WHAT YOU SHOULD DO — This exercise asks for the entries to be repeated exactly, without their images.

EXTRACTED MATERIAL —
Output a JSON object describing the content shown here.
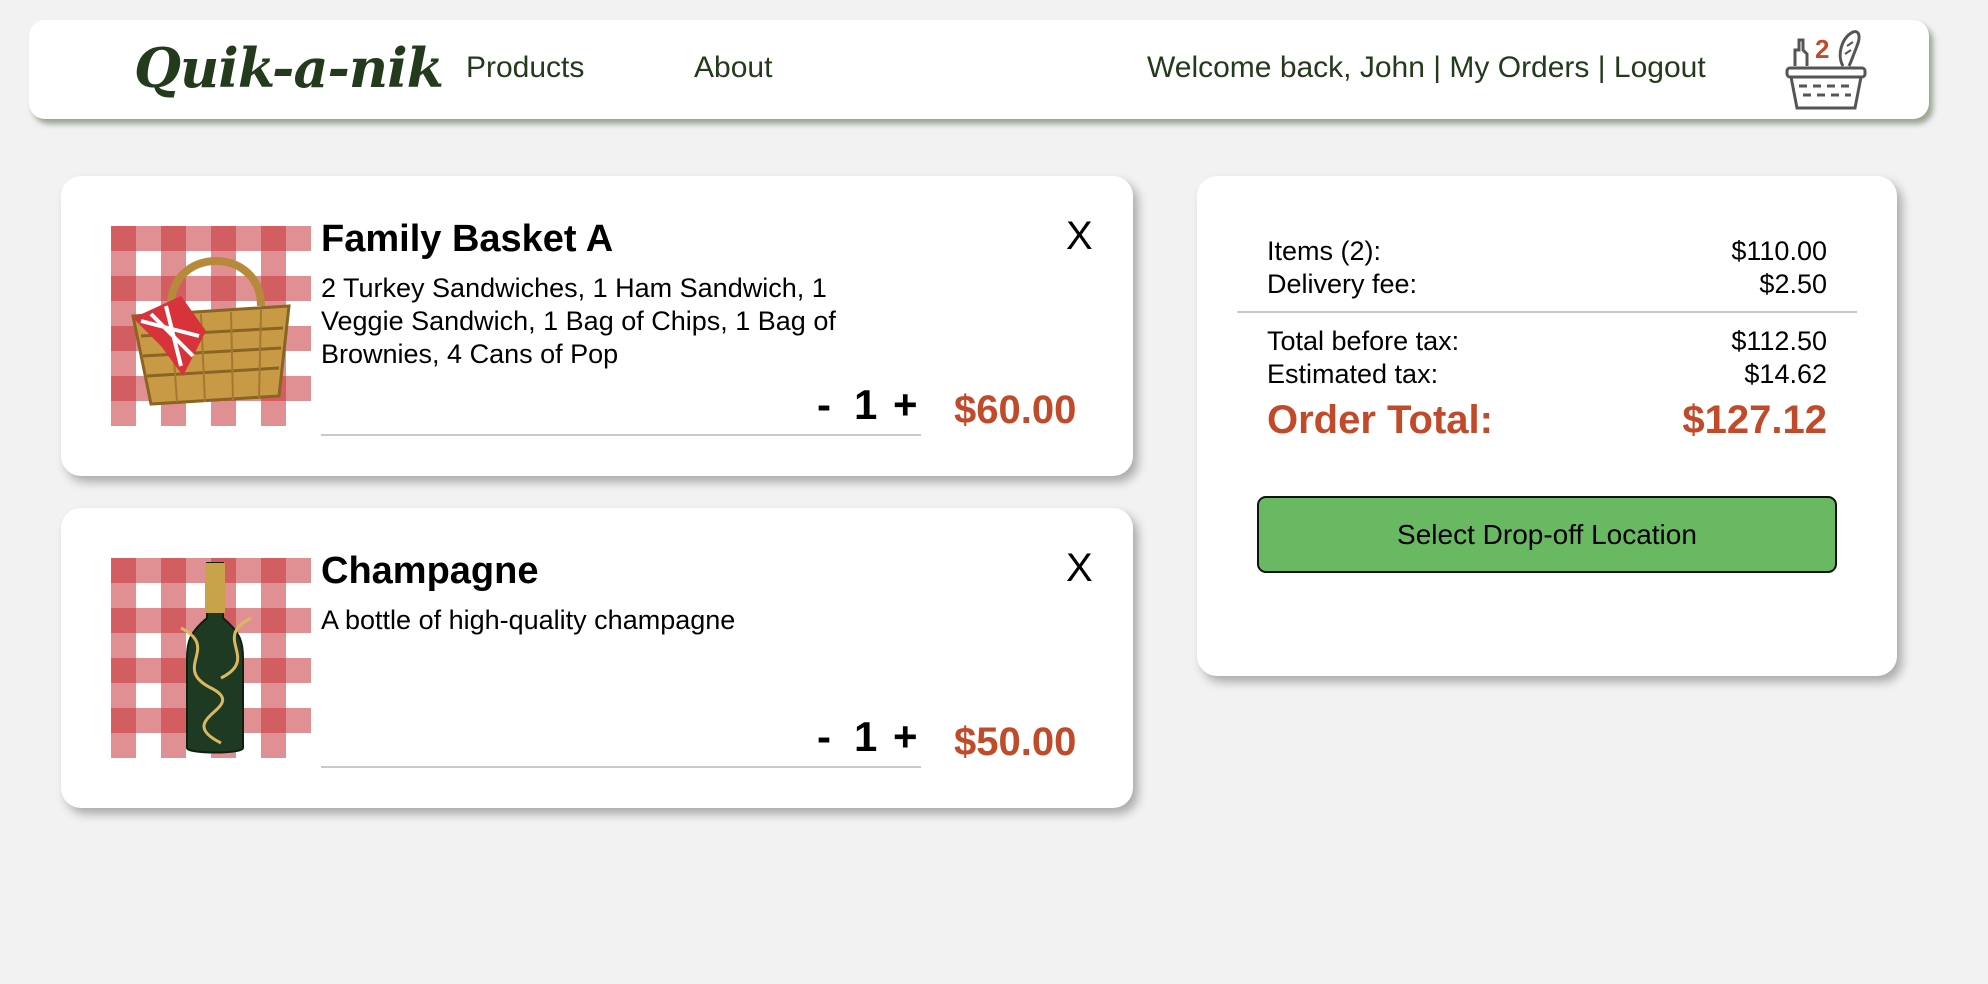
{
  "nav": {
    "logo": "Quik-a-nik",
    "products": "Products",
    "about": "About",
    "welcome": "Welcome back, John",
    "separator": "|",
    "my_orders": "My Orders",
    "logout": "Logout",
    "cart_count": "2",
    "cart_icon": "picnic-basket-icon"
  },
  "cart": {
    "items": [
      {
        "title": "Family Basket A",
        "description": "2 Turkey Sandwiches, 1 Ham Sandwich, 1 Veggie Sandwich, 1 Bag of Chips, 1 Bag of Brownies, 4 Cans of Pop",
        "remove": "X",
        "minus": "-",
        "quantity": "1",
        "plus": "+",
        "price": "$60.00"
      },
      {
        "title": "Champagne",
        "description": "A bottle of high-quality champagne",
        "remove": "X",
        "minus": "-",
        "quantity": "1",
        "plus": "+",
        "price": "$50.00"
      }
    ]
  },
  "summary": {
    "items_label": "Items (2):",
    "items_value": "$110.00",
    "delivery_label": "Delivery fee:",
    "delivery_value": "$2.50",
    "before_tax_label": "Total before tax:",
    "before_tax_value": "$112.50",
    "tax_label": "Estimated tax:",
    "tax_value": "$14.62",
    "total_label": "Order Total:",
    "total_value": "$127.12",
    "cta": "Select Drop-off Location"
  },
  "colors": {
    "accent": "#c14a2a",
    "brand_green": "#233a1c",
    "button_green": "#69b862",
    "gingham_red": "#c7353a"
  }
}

RESULT OF THIS EXERCISE —
Output a JSON object describing the content shown here.
{
  "nav": {
    "logo": "Quik-a-nik",
    "products": "Products",
    "about": "About",
    "welcome": "Welcome back, John",
    "separator": "|",
    "my_orders": "My Orders",
    "logout": "Logout",
    "cart_count": "2",
    "cart_icon": "picnic-basket-icon"
  },
  "cart": {
    "items": [
      {
        "title": "Family Basket A",
        "description": "2 Turkey Sandwiches, 1 Ham Sandwich, 1 Veggie Sandwich, 1 Bag of Chips, 1 Bag of Brownies, 4 Cans of Pop",
        "remove": "X",
        "minus": "-",
        "quantity": "1",
        "plus": "+",
        "price": "$60.00"
      },
      {
        "title": "Champagne",
        "description": "A bottle of high-quality champagne",
        "remove": "X",
        "minus": "-",
        "quantity": "1",
        "plus": "+",
        "price": "$50.00"
      }
    ]
  },
  "summary": {
    "items_label": "Items (2):",
    "items_value": "$110.00",
    "delivery_label": "Delivery fee:",
    "delivery_value": "$2.50",
    "before_tax_label": "Total before tax:",
    "before_tax_value": "$112.50",
    "tax_label": "Estimated tax:",
    "tax_value": "$14.62",
    "total_label": "Order Total:",
    "total_value": "$127.12",
    "cta": "Select Drop-off Location"
  },
  "colors": {
    "accent": "#c14a2a",
    "brand_green": "#233a1c",
    "button_green": "#69b862",
    "gingham_red": "#c7353a"
  }
}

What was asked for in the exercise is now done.